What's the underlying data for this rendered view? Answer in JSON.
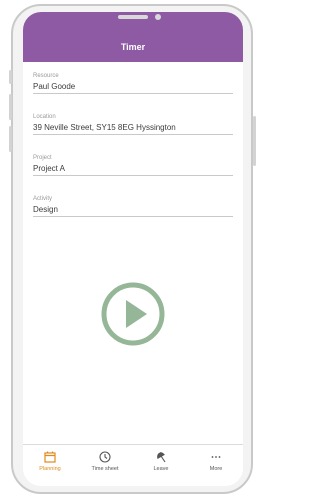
{
  "header": {
    "title": "Timer"
  },
  "fields": [
    {
      "label": "Resource",
      "value": "Paul Goode"
    },
    {
      "label": "Location",
      "value": "39 Neville Street, SY15 8EG Hyssington"
    },
    {
      "label": "Project",
      "value": "Project A"
    },
    {
      "label": "Activity",
      "value": "Design"
    }
  ],
  "play_button": {
    "icon": "play-icon",
    "color": "#95b697"
  },
  "tabs": [
    {
      "label": "Planning",
      "icon": "calendar-icon",
      "active": true
    },
    {
      "label": "Time sheet",
      "icon": "clock-icon",
      "active": false
    },
    {
      "label": "Leave",
      "icon": "umbrella-icon",
      "active": false
    },
    {
      "label": "More",
      "icon": "more-icon",
      "active": false
    }
  ],
  "colors": {
    "header": "#8e5aa3",
    "accent": "#e08a1c"
  }
}
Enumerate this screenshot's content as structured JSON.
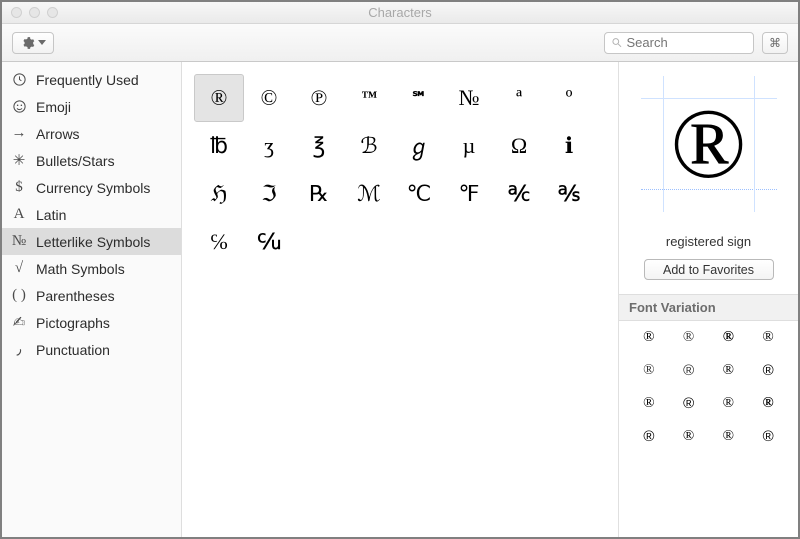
{
  "window": {
    "title": "Characters"
  },
  "toolbar": {
    "search_placeholder": "Search"
  },
  "sidebar": {
    "items": [
      {
        "label": "Frequently Used"
      },
      {
        "label": "Emoji"
      },
      {
        "label": "Arrows"
      },
      {
        "label": "Bullets/Stars"
      },
      {
        "label": "Currency Symbols"
      },
      {
        "label": "Latin"
      },
      {
        "label": "Letterlike Symbols"
      },
      {
        "label": "Math Symbols"
      },
      {
        "label": "Parentheses"
      },
      {
        "label": "Pictographs"
      },
      {
        "label": "Punctuation"
      }
    ],
    "selected_index": 6
  },
  "grid": {
    "rows": [
      [
        "®",
        "©",
        "℗",
        "™",
        "℠",
        "№",
        "ª",
        "º"
      ],
      [
        "℔",
        "ʒ",
        "℥",
        "ℬ",
        "ℊ",
        "µ",
        "Ω",
        "ℹ"
      ],
      [
        "ℌ",
        "ℑ",
        "℞",
        "ℳ",
        "℃",
        "℉",
        "℀",
        "℁"
      ],
      [
        "℅",
        "℆"
      ]
    ],
    "selected": {
      "row": 0,
      "col": 0
    }
  },
  "detail": {
    "glyph": "®",
    "name": "registered sign",
    "add_label": "Add to Favorites",
    "fv_header": "Font Variation",
    "variations": [
      "®",
      "®",
      "®",
      "®",
      "®",
      "®",
      "®",
      "®",
      "®",
      "®",
      "®",
      "®",
      "®",
      "®",
      "®",
      "®"
    ]
  }
}
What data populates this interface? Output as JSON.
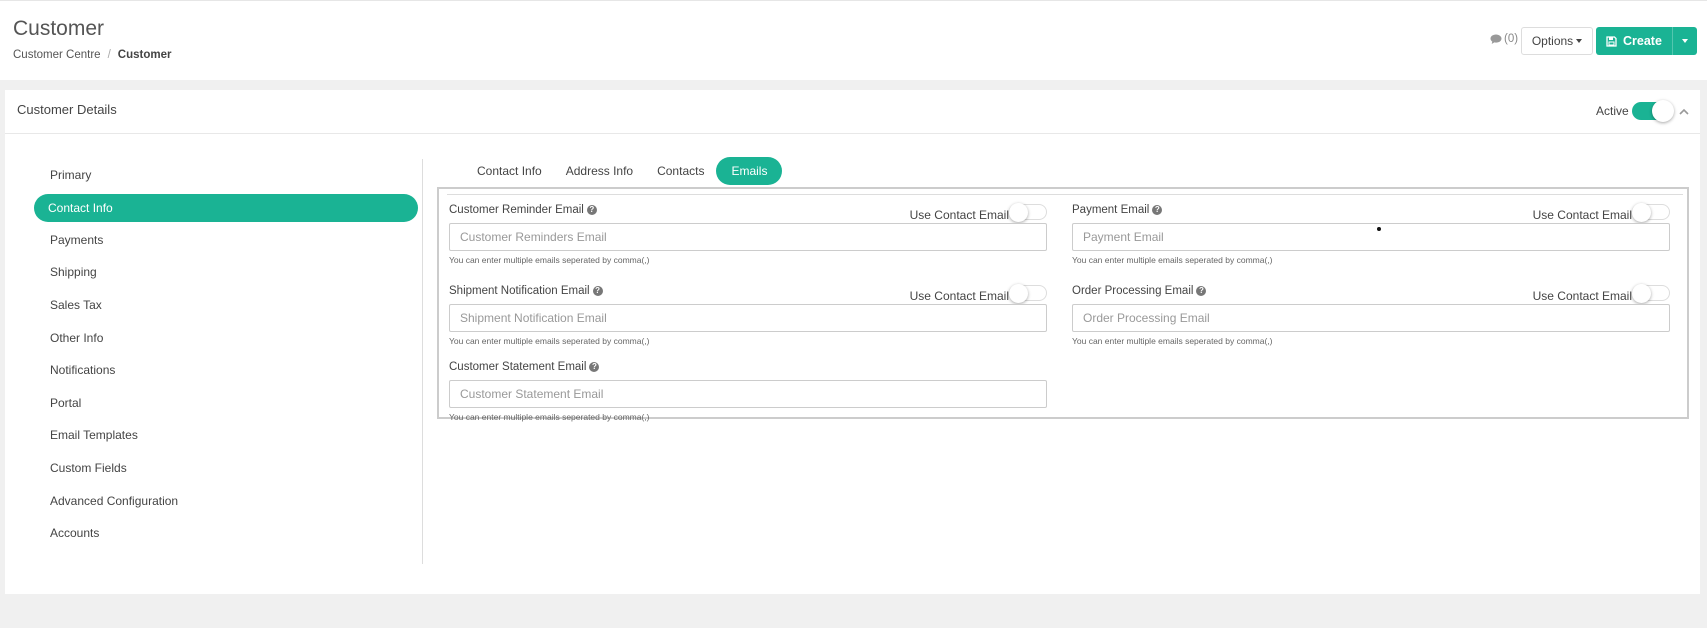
{
  "header": {
    "title": "Customer",
    "breadcrumb": [
      "Customer Centre",
      "Customer"
    ],
    "breadcrumb_sep": "/",
    "comments_count": "(0)",
    "options_label": "Options",
    "create_label": "Create"
  },
  "card": {
    "title": "Customer Details",
    "active_label": "Active",
    "active": true
  },
  "sidebar": {
    "items": [
      {
        "label": "Primary"
      },
      {
        "label": "Contact Info",
        "active": true
      },
      {
        "label": "Payments"
      },
      {
        "label": "Shipping"
      },
      {
        "label": "Sales Tax"
      },
      {
        "label": "Other Info"
      },
      {
        "label": "Notifications"
      },
      {
        "label": "Portal"
      },
      {
        "label": "Email Templates"
      },
      {
        "label": "Custom Fields"
      },
      {
        "label": "Advanced Configuration"
      },
      {
        "label": "Accounts"
      }
    ]
  },
  "tabs": [
    {
      "label": "Contact Info"
    },
    {
      "label": "Address Info"
    },
    {
      "label": "Contacts"
    },
    {
      "label": "Emails",
      "active": true
    }
  ],
  "emails": {
    "use_contact_label": "Use Contact Email",
    "hint": "You can enter multiple emails seperated by comma(,)",
    "fields": {
      "customer_reminder": {
        "label": "Customer Reminder Email",
        "placeholder": "Customer Reminders Email",
        "value": "",
        "use_contact": false
      },
      "payment": {
        "label": "Payment Email",
        "placeholder": "Payment Email",
        "value": "",
        "use_contact": false
      },
      "shipment_notification": {
        "label": "Shipment Notification Email",
        "placeholder": "Shipment Notification Email",
        "value": "",
        "use_contact": false
      },
      "order_processing": {
        "label": "Order Processing Email",
        "placeholder": "Order Processing Email",
        "value": "",
        "use_contact": false
      },
      "customer_statement": {
        "label": "Customer Statement Email",
        "placeholder": "Customer Statement Email",
        "value": ""
      }
    }
  },
  "colors": {
    "accent": "#1ab394"
  }
}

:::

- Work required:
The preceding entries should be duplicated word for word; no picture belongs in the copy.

- Response area:
What's the underlying data for this rendered view? Answer in JSON.
{
  "header": {
    "title": "Timer"
  },
  "fields": [
    {
      "label": "Resource",
      "value": "Paul Goode"
    },
    {
      "label": "Location",
      "value": "39 Neville Street, SY15 8EG Hyssington"
    },
    {
      "label": "Project",
      "value": "Project A"
    },
    {
      "label": "Activity",
      "value": "Design"
    }
  ],
  "play_button": {
    "icon": "play-icon",
    "color": "#95b697"
  },
  "tabs": [
    {
      "label": "Planning",
      "icon": "calendar-icon",
      "active": true
    },
    {
      "label": "Time sheet",
      "icon": "clock-icon",
      "active": false
    },
    {
      "label": "Leave",
      "icon": "umbrella-icon",
      "active": false
    },
    {
      "label": "More",
      "icon": "more-icon",
      "active": false
    }
  ],
  "colors": {
    "header": "#8e5aa3",
    "accent": "#e08a1c"
  }
}
Enumerate this screenshot's content as structured JSON.
{
  "window": {
    "title": "Characters"
  },
  "toolbar": {
    "search_placeholder": "Search"
  },
  "sidebar": {
    "items": [
      {
        "label": "Frequently Used"
      },
      {
        "label": "Emoji"
      },
      {
        "label": "Arrows"
      },
      {
        "label": "Bullets/Stars"
      },
      {
        "label": "Currency Symbols"
      },
      {
        "label": "Latin"
      },
      {
        "label": "Letterlike Symbols"
      },
      {
        "label": "Math Symbols"
      },
      {
        "label": "Parentheses"
      },
      {
        "label": "Pictographs"
      },
      {
        "label": "Punctuation"
      }
    ],
    "selected_index": 6
  },
  "grid": {
    "rows": [
      [
        "®",
        "©",
        "℗",
        "™",
        "℠",
        "№",
        "ª",
        "º"
      ],
      [
        "℔",
        "ʒ",
        "℥",
        "ℬ",
        "ℊ",
        "µ",
        "Ω",
        "ℹ"
      ],
      [
        "ℌ",
        "ℑ",
        "℞",
        "ℳ",
        "℃",
        "℉",
        "℀",
        "℁"
      ],
      [
        "℅",
        "℆"
      ]
    ],
    "selected": {
      "row": 0,
      "col": 0
    }
  },
  "detail": {
    "glyph": "®",
    "name": "registered sign",
    "add_label": "Add to Favorites",
    "fv_header": "Font Variation",
    "variations": [
      "®",
      "®",
      "®",
      "®",
      "®",
      "®",
      "®",
      "®",
      "®",
      "®",
      "®",
      "®",
      "®",
      "®",
      "®",
      "®"
    ]
  }
}
What data populates this interface? Output as JSON.
{
  "header": {
    "title": "Customer",
    "breadcrumb": [
      "Customer Centre",
      "Customer"
    ],
    "breadcrumb_sep": "/",
    "comments_count": "(0)",
    "options_label": "Options",
    "create_label": "Create"
  },
  "card": {
    "title": "Customer Details",
    "active_label": "Active",
    "active": true
  },
  "sidebar": {
    "items": [
      {
        "label": "Primary"
      },
      {
        "label": "Contact Info",
        "active": true
      },
      {
        "label": "Payments"
      },
      {
        "label": "Shipping"
      },
      {
        "label": "Sales Tax"
      },
      {
        "label": "Other Info"
      },
      {
        "label": "Notifications"
      },
      {
        "label": "Portal"
      },
      {
        "label": "Email Templates"
      },
      {
        "label": "Custom Fields"
      },
      {
        "label": "Advanced Configuration"
      },
      {
        "label": "Accounts"
      }
    ]
  },
  "tabs": [
    {
      "label": "Contact Info"
    },
    {
      "label": "Address Info"
    },
    {
      "label": "Contacts"
    },
    {
      "label": "Emails",
      "active": true
    }
  ],
  "emails": {
    "use_contact_label": "Use Contact Email",
    "hint": "You can enter multiple emails seperated by comma(,)",
    "fields": {
      "customer_reminder": {
        "label": "Customer Reminder Email",
        "placeholder": "Customer Reminders Email",
        "value": "",
        "use_contact": false
      },
      "payment": {
        "label": "Payment Email",
        "placeholder": "Payment Email",
        "value": "",
        "use_contact": false
      },
      "shipment_notification": {
        "label": "Shipment Notification Email",
        "placeholder": "Shipment Notification Email",
        "value": "",
        "use_contact": false
      },
      "order_processing": {
        "label": "Order Processing Email",
        "placeholder": "Order Processing Email",
        "value": "",
        "use_contact": false
      },
      "customer_statement": {
        "label": "Customer Statement Email",
        "placeholder": "Customer Statement Email",
        "value": ""
      }
    }
  },
  "colors": {
    "accent": "#1ab394"
  }
}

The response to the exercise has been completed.